**Work task**
From the data that follows, copy every line with the string "this".

**Record set**

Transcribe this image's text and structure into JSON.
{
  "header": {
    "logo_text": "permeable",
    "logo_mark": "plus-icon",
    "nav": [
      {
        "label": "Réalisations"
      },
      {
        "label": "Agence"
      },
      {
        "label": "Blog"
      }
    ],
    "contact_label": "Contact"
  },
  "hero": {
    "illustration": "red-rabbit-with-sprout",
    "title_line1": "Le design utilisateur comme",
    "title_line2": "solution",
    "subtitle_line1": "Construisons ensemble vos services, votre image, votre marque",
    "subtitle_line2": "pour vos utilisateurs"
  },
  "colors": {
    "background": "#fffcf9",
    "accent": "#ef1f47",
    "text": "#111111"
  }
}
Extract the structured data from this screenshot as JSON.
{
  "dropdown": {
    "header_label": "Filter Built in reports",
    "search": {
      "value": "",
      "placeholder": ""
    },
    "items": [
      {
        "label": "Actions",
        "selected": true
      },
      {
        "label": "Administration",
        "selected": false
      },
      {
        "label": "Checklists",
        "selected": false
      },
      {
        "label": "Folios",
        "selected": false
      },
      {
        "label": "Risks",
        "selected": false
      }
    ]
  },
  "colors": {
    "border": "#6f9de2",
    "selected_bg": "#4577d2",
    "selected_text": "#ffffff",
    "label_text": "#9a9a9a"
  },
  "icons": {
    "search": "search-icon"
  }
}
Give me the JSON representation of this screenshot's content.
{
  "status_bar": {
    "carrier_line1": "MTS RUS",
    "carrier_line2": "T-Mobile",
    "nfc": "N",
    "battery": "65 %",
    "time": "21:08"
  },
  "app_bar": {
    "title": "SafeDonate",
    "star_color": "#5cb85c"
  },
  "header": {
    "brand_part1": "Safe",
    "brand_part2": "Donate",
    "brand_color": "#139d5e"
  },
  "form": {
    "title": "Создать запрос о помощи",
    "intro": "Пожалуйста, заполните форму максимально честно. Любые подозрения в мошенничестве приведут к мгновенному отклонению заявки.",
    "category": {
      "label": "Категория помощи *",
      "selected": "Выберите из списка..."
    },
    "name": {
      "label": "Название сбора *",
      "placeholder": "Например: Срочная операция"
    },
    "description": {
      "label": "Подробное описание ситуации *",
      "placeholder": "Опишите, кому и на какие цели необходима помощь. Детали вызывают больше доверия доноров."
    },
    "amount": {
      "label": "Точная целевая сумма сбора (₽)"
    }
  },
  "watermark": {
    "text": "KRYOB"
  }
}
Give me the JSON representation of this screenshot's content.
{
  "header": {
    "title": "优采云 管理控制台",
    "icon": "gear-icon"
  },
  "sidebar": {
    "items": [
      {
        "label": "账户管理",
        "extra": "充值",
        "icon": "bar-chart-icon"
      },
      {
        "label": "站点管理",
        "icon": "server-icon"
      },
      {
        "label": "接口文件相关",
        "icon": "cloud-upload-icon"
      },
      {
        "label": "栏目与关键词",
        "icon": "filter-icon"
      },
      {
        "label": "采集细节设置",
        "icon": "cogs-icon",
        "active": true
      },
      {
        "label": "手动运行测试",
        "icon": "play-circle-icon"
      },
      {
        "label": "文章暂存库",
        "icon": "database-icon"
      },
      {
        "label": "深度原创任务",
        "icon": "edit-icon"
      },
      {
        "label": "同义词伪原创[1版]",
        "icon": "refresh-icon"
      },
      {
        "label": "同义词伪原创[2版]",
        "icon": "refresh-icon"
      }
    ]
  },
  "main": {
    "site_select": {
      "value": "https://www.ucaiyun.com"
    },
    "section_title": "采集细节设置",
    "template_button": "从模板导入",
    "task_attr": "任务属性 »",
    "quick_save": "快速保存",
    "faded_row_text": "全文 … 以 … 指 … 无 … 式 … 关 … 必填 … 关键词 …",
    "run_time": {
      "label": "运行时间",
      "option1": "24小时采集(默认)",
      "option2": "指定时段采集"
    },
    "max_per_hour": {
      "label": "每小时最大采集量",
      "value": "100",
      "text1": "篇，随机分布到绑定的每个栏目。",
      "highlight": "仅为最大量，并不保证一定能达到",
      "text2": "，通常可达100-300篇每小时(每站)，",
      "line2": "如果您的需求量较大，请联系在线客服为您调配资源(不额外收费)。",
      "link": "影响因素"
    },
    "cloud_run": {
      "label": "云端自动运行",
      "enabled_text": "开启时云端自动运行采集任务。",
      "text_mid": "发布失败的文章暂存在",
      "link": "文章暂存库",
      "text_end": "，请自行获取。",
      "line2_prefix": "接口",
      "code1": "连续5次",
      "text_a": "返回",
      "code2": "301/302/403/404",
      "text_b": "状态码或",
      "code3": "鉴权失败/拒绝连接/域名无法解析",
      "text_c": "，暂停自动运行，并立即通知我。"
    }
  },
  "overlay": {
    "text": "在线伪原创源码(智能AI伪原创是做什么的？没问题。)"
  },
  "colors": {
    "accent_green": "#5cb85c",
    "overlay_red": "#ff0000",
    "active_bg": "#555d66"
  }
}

**Solution**
Transcribe this image's text and structure into JSON.
Extract the structured data from this screenshot as JSON.
Give me the JSON representation of this screenshot's content.
Give me the JSON representation of this screenshot's content.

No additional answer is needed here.